GIVEN ENTRIES section start

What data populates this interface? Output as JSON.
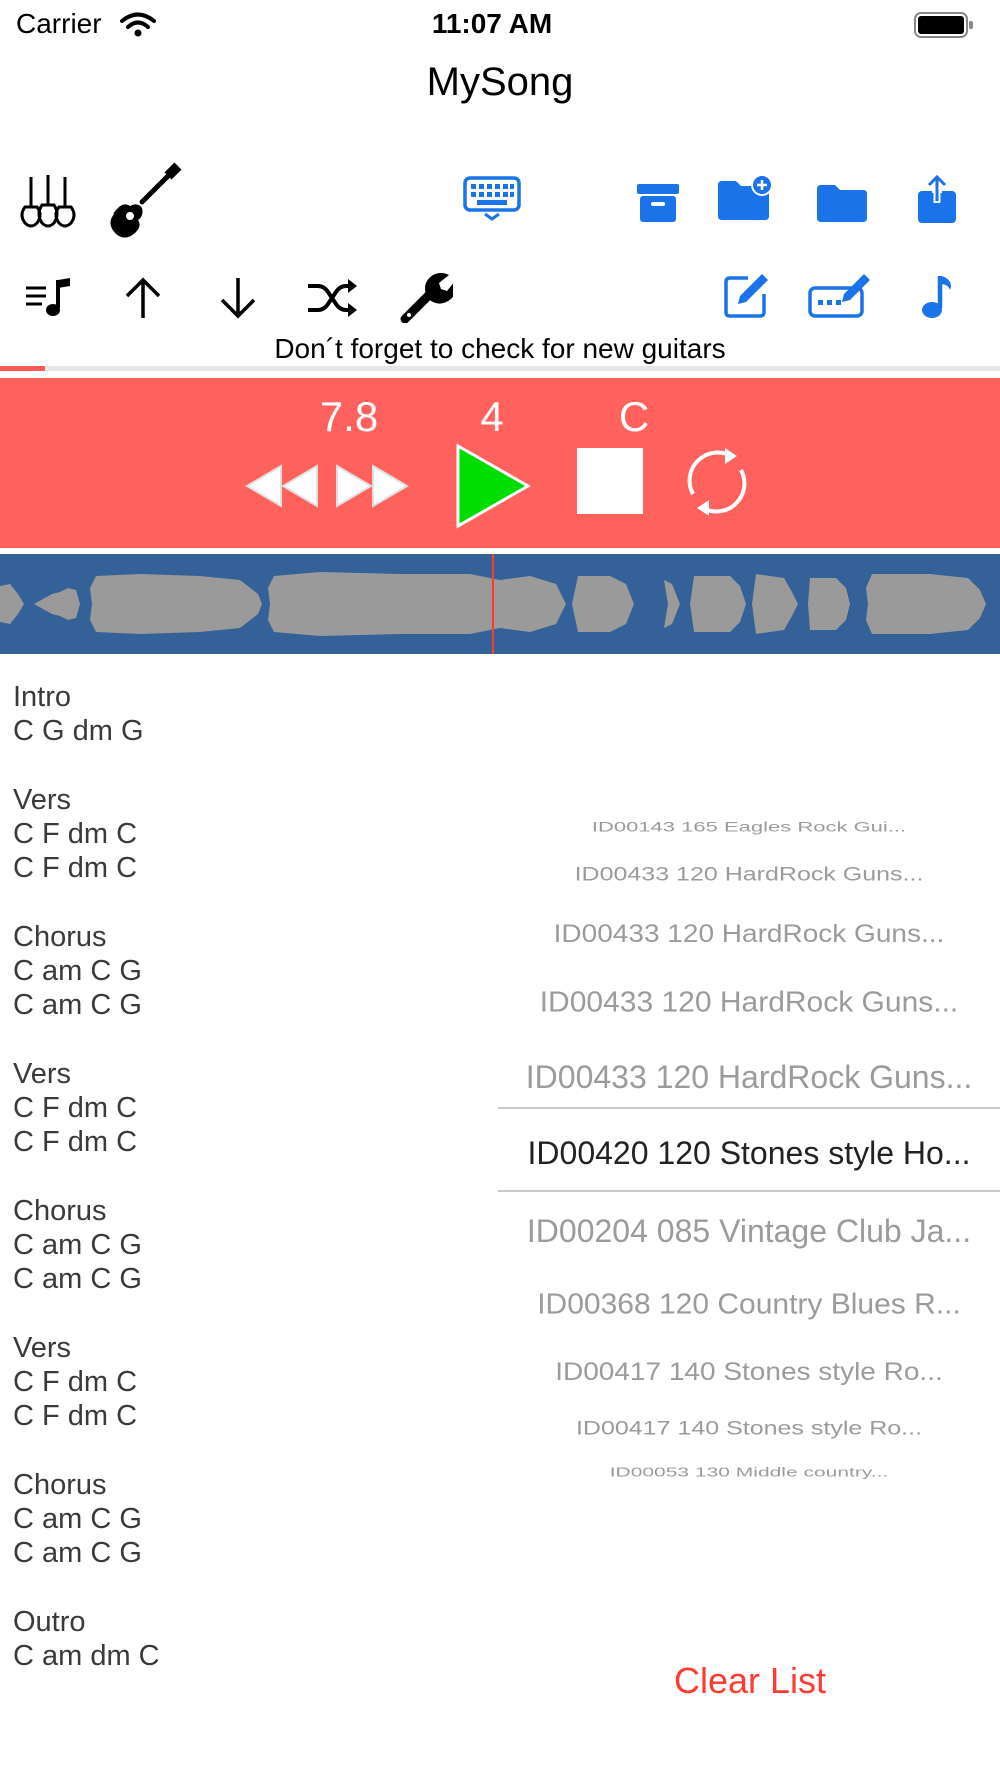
{
  "status_bar": {
    "carrier": "Carrier",
    "time": "11:07 AM"
  },
  "title": "MySong",
  "toolbar_top": {
    "icons": [
      "guitars-icon",
      "guitar-icon",
      "keyboard-icon",
      "archive-icon",
      "folder-add-icon",
      "folder-icon",
      "share-icon"
    ]
  },
  "toolbar_bottom": {
    "icons": [
      "playlist-icon",
      "arrow-up-icon",
      "arrow-down-icon",
      "shuffle-icon",
      "wrench-icon",
      "edit-icon",
      "keyboard-edit-icon",
      "music-note-icon"
    ]
  },
  "hint": "Don´t forget to check for new guitars",
  "progress": 0.045,
  "transport": {
    "tempo": "7.8",
    "beats": "4",
    "key": "C",
    "bg_color": "#ff615c",
    "play_color": "#00dd00"
  },
  "sections": [
    {
      "name": "Intro",
      "lines": [
        "C G dm G"
      ]
    },
    {
      "name": "Vers",
      "lines": [
        "C F dm C",
        "C F dm C"
      ]
    },
    {
      "name": "Chorus",
      "lines": [
        "C am C G",
        "C am C G"
      ]
    },
    {
      "name": "Vers",
      "lines": [
        "C F dm C",
        "C F dm C"
      ]
    },
    {
      "name": "Chorus",
      "lines": [
        "C am C G",
        "C am C G"
      ]
    },
    {
      "name": "Vers",
      "lines": [
        "C F dm C",
        "C F dm C"
      ]
    },
    {
      "name": "Chorus",
      "lines": [
        "C am C G",
        "C am C G"
      ]
    },
    {
      "name": "Outro",
      "lines": [
        "C am dm C"
      ]
    }
  ],
  "picker": {
    "items": [
      "ID00143 165 Eagles Rock Gui...",
      "ID00433 120 HardRock Guns...",
      "ID00433 120 HardRock Guns...",
      "ID00433 120 HardRock Guns...",
      "ID00433 120 HardRock Guns...",
      "ID00420 120 Stones style Ho...",
      "ID00204 085 Vintage Club Ja...",
      "ID00368 120 Country Blues R...",
      "ID00417 140 Stones style Ro...",
      "ID00417 140 Stones style Ro...",
      "ID00053 130 Middle country..."
    ],
    "selected_index": 5
  },
  "clear_button": "Clear List"
}
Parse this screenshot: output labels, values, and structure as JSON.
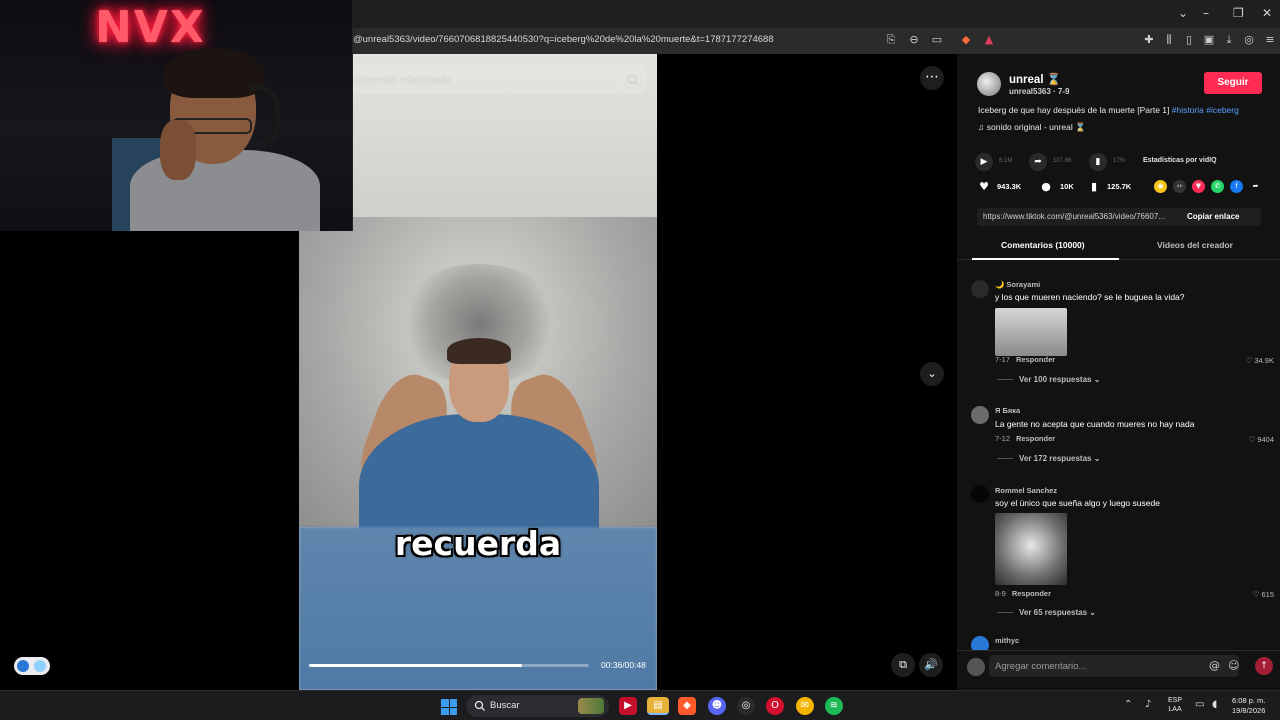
{
  "browser": {
    "url": "@unreal5363/video/7660706818825440530?q=iceberg%20de%20la%20muerte&t=1787177274688"
  },
  "webcam": {
    "neon_sign": "NVX"
  },
  "search": {
    "placeholder": "contenido relacionado"
  },
  "video": {
    "caption": "recuerda",
    "time": "00:36/00:48",
    "progress": 0.76
  },
  "creator": {
    "name": "unreal ⌛",
    "handle_date": "unreal5363 · 7-9",
    "follow_label": "Seguir",
    "description": "Iceberg de que hay después de la muerte [Parte 1]",
    "hashtags": "#historia #iceberg",
    "sound": "♫  sonido original - unreal ⌛"
  },
  "stats": {
    "vidiq_label": "Estadísticas por vidIQ",
    "views_faint": "6.1M",
    "shares_faint": "107.6K",
    "engagement_faint": "17%",
    "likes": "943.3K",
    "comments": "10K",
    "saves": "125.7K"
  },
  "link": {
    "url": "https://www.tiktok.com/@unreal5363/video/76607...",
    "copy_label": "Copiar enlace"
  },
  "tabs": {
    "comments": "Comentarios (10000)",
    "creator_videos": "Videos del creador"
  },
  "comments": [
    {
      "user": "🌙 Sorayami",
      "text": "y los que mueren naciendo? se le buguea la vida?",
      "date": "7-17",
      "reply": "Responder",
      "likes": "♡ 34.9K",
      "replies": "Ver 100 respuestas ⌄"
    },
    {
      "user": "Я Бяка",
      "text": "La gente no acepta que cuando mueres no hay nada",
      "date": "7-12",
      "reply": "Responder",
      "likes": "♡ 9404",
      "replies": "Ver 172 respuestas ⌄"
    },
    {
      "user": "Rommel Sanchez",
      "text": "soy el único que sueña algo y luego susede",
      "date": "8-9",
      "reply": "Responder",
      "likes": "♡ 615",
      "replies": "Ver 65 respuestas ⌄"
    },
    {
      "user": "mithyc"
    }
  ],
  "comment_input": {
    "placeholder": "Agregar comentario..."
  },
  "taskbar": {
    "search_label": "Buscar",
    "lang_top": "ESP",
    "lang_bottom": "LAA",
    "time": "6:08 p. m.",
    "date": "19/8/2026"
  },
  "colors": {
    "accent": "#fe2c55",
    "hashtag": "#5aa0ff",
    "panel_bg": "#121212"
  }
}
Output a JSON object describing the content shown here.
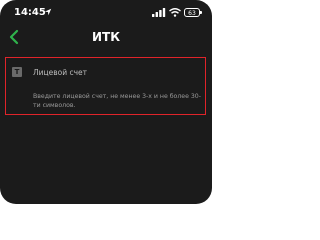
{
  "status_bar": {
    "time": "14:45",
    "battery": "63"
  },
  "header": {
    "title": "ИТК"
  },
  "form": {
    "account_field": {
      "placeholder": "Лицевой счет",
      "icon_letter": "T",
      "hint": "Введите лицевой счет, не менее 3-х и не более 30-ти символов."
    }
  },
  "colors": {
    "background": "#1b1b1b",
    "accent": "#2fb24c",
    "highlight_border": "#e0242a",
    "text_primary": "#ffffff",
    "text_secondary": "#9a9a9a"
  },
  "icons": {
    "status": [
      "location-arrow-icon",
      "signal-icon",
      "wifi-icon",
      "battery-icon"
    ],
    "back": "chevron-left-icon",
    "field": "text-field-icon"
  }
}
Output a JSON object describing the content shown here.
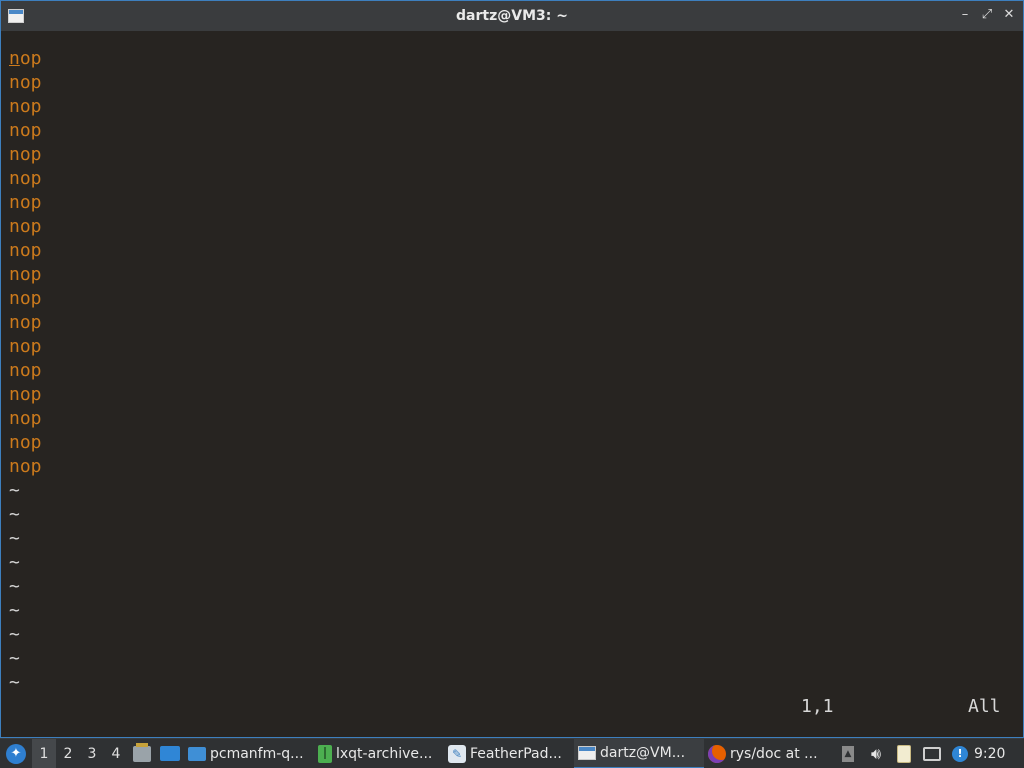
{
  "window": {
    "title": "dartz@VM3: ~",
    "controls": [
      "–",
      "⤢",
      "✕"
    ]
  },
  "terminal": {
    "lines": [
      "nop",
      "nop",
      "nop",
      "nop",
      "nop",
      "nop",
      "nop",
      "nop",
      "nop",
      "nop",
      "nop",
      "nop",
      "nop",
      "nop",
      "nop",
      "nop",
      "nop",
      "nop"
    ],
    "tildes": [
      "~",
      "~",
      "~",
      "~",
      "~",
      "~",
      "~",
      "~",
      "~"
    ],
    "status": {
      "position": "1,1",
      "scroll": "All"
    }
  },
  "taskbar": {
    "desktops": [
      "1",
      "2",
      "3",
      "4"
    ],
    "active_desktop": "1",
    "tasks": [
      {
        "label": "pcmanfm-q...",
        "icon": "folder-icon"
      },
      {
        "label": "lxqt-archive...",
        "icon": "archive-icon"
      },
      {
        "label": "FeatherPad...",
        "icon": "featherpad-icon"
      },
      {
        "label": "dartz@VM...",
        "icon": "terminal-icon"
      },
      {
        "label": "rys/doc at ...",
        "icon": "firefox-icon"
      }
    ],
    "clock": "9:20"
  },
  "colors": {
    "text_orange": "#cc7a1c",
    "terminal_bg": "#272421",
    "accent": "#3d7fbe"
  }
}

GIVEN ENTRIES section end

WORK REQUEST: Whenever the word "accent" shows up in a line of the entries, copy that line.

SOLUTION FOR THIS EXERCISE:
    "accent": "#fe2c55",
    "accent": "#2fb24c",
    "accent": "#3d7fbe"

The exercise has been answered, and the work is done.